* [YOUR INSTRUCTIONS] Records follow. Select each line holding "Block".

Dataset rows for apps and sites:

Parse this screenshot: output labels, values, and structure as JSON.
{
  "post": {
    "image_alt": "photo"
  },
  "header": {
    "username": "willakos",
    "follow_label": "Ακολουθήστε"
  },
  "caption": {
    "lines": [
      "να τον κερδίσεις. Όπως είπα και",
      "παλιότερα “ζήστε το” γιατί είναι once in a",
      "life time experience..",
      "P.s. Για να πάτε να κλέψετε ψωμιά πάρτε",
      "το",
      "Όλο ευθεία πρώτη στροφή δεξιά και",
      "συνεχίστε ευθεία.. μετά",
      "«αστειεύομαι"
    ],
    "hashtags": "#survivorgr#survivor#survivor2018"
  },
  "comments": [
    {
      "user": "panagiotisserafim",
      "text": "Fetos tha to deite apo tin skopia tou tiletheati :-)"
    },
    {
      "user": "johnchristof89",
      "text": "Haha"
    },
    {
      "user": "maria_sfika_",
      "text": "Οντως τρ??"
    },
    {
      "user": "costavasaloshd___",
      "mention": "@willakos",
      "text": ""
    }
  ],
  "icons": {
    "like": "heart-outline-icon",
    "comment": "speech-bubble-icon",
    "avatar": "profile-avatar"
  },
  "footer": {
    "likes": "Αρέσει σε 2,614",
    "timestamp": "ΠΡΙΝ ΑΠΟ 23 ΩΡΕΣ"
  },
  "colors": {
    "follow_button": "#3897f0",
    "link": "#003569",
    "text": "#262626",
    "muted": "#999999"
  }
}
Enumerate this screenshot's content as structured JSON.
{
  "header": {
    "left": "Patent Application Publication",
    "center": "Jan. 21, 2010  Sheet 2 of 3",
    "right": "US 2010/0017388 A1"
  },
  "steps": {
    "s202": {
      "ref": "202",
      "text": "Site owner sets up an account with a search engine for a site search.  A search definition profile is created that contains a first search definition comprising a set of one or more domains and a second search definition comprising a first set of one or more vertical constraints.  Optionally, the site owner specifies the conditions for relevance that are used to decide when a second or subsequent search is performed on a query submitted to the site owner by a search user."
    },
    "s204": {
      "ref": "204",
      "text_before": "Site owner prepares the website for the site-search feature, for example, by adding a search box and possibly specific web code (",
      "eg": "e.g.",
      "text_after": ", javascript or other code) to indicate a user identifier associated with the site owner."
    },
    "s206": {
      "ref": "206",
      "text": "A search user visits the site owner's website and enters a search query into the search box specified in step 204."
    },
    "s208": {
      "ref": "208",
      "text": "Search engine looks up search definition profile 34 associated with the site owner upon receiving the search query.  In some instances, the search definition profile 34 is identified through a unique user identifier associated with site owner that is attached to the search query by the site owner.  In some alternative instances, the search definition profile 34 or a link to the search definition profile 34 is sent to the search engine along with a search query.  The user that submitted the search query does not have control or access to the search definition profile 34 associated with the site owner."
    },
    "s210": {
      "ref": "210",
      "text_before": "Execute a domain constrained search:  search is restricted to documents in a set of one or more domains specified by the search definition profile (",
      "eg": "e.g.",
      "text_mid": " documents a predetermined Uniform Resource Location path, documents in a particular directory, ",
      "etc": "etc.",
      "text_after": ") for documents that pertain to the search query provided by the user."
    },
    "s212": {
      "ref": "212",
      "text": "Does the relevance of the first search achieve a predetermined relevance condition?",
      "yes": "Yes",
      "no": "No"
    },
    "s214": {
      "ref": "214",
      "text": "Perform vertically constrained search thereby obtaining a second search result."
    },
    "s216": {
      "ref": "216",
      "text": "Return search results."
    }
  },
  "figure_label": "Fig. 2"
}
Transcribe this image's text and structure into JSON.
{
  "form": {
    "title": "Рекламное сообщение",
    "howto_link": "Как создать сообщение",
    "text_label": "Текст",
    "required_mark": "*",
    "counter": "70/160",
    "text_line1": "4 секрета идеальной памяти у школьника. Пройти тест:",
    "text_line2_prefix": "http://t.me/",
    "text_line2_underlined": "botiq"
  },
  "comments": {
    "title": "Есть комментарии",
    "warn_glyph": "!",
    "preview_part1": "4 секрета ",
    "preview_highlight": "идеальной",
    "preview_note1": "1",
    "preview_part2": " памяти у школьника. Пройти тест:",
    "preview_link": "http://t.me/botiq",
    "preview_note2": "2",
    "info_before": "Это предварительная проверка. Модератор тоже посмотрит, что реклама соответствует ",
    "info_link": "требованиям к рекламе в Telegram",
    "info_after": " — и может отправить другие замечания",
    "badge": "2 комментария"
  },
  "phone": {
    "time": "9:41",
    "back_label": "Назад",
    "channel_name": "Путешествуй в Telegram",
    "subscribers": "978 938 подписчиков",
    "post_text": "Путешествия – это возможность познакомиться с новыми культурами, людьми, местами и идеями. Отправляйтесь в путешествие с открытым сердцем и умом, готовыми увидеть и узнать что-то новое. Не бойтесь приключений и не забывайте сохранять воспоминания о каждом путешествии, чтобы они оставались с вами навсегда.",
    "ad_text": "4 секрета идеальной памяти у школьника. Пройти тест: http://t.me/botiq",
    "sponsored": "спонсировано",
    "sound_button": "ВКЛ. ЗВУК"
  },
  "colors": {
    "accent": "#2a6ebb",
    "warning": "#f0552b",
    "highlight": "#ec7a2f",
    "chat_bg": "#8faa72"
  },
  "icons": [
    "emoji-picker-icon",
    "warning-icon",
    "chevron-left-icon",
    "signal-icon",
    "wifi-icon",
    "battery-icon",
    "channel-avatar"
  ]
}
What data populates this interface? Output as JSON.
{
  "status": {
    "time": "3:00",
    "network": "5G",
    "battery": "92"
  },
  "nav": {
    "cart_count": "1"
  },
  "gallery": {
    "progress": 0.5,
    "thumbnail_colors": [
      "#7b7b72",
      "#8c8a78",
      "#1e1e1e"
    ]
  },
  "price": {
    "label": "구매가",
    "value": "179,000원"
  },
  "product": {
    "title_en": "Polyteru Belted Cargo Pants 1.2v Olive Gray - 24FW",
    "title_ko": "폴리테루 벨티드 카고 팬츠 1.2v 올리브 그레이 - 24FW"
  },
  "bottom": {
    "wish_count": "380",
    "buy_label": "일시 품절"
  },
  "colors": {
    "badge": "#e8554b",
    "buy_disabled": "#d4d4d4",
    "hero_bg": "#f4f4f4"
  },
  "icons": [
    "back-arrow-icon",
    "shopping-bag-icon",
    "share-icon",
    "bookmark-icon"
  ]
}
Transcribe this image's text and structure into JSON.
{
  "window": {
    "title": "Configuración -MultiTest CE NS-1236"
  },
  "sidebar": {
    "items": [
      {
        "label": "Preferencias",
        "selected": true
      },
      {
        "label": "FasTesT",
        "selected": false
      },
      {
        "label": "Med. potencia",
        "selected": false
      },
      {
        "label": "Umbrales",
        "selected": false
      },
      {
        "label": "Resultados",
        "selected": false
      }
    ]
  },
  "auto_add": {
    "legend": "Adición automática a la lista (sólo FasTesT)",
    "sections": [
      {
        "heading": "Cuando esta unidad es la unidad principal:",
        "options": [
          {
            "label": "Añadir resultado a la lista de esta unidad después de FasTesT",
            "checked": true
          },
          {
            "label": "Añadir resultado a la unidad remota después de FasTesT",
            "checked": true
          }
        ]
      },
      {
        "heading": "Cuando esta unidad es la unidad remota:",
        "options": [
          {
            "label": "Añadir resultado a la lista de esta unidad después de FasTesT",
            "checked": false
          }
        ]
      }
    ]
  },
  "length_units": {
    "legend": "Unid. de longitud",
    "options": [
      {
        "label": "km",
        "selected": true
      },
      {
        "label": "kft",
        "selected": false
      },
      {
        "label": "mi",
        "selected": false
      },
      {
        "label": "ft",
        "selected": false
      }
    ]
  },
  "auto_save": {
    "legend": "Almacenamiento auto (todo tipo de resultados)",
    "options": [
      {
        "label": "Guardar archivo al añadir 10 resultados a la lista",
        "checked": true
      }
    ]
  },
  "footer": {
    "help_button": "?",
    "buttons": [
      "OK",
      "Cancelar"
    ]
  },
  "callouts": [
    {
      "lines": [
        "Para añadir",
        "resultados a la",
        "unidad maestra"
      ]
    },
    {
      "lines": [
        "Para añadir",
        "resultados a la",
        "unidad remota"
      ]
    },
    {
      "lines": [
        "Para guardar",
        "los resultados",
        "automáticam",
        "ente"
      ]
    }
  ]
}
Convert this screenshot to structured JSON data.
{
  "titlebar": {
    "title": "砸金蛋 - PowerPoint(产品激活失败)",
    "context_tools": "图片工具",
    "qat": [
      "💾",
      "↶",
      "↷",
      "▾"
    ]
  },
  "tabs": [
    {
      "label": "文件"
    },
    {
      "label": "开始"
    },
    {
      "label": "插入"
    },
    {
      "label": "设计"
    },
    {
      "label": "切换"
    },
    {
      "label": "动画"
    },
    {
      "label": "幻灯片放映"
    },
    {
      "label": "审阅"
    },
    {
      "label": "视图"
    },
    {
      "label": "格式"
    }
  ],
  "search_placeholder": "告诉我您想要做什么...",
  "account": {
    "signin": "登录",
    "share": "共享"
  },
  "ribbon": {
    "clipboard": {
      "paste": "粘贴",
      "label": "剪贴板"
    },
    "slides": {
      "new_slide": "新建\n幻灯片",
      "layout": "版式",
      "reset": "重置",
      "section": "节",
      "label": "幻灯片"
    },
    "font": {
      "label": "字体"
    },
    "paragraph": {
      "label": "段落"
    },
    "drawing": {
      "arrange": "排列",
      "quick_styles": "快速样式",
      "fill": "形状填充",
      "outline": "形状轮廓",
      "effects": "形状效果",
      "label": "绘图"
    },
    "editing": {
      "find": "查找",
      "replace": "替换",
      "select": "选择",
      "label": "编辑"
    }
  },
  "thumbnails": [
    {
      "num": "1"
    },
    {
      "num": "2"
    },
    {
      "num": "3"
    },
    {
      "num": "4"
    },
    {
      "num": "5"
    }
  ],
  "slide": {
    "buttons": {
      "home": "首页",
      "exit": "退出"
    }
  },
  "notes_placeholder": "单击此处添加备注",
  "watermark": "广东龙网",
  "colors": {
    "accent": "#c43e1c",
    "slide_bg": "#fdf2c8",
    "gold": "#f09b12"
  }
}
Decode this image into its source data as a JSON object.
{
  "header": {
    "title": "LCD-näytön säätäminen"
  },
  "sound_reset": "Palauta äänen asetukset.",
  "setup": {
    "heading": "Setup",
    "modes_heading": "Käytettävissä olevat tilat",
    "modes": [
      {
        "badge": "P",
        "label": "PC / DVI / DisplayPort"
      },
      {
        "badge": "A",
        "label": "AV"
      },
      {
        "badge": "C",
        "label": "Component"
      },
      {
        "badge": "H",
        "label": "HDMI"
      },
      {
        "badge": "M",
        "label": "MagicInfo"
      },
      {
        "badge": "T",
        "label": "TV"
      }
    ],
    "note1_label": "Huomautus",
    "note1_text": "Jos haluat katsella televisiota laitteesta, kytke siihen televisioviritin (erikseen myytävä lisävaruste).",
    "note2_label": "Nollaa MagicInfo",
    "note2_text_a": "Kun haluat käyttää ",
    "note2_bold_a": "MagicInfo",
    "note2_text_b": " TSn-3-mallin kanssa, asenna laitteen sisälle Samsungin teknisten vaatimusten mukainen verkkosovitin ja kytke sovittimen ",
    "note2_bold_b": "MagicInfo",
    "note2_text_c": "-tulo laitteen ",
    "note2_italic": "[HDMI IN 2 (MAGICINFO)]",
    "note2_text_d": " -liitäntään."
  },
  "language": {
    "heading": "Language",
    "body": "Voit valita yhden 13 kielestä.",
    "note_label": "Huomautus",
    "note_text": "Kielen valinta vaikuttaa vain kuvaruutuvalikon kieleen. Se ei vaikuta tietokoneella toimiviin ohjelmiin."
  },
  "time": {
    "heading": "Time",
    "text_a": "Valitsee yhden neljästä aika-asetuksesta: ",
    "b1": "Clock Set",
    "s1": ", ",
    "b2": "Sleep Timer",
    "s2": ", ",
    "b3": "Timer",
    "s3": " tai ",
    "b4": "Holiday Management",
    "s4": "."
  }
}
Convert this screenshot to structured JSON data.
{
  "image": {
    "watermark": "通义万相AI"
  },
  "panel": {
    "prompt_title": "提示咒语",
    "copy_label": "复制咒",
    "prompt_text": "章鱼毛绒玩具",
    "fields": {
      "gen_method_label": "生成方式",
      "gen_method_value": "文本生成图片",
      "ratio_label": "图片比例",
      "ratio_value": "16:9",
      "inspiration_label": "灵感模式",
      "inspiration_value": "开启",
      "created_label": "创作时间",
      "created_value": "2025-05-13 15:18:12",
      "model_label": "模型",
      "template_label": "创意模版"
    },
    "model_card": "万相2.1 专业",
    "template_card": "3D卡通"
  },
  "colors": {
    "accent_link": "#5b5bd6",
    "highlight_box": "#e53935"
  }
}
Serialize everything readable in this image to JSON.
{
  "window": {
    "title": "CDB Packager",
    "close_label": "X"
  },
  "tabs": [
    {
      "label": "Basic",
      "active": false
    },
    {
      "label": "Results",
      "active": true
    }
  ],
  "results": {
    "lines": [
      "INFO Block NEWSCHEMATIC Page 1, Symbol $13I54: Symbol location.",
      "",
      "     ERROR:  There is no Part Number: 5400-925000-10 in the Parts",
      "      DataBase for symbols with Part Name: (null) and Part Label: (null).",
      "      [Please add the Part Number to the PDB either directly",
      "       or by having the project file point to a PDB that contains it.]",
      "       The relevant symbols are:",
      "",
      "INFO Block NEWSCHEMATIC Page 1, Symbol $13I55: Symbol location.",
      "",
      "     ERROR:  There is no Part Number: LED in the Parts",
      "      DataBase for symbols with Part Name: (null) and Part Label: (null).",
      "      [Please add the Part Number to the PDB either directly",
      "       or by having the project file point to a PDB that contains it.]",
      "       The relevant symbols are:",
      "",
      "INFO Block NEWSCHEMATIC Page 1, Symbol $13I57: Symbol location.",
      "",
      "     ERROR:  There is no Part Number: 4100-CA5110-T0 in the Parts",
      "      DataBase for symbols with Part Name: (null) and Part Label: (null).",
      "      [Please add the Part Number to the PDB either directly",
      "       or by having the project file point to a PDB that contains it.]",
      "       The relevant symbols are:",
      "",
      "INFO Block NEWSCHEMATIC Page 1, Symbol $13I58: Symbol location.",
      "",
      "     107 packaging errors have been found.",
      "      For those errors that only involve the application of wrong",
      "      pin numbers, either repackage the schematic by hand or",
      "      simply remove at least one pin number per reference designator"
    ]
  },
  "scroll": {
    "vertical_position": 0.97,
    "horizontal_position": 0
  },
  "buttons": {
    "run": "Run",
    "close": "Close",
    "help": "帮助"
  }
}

* [TASK RESPONSE]
      "INFO Block NEWSCHEMATIC Page 1, Symbol $13I54: Symbol location.",
      "INFO Block NEWSCHEMATIC Page 1, Symbol $13I55: Symbol location.",
      "INFO Block NEWSCHEMATIC Page 1, Symbol $13I57: Symbol location.",
      "INFO Block NEWSCHEMATIC Page 1, Symbol $13I58: Symbol location.",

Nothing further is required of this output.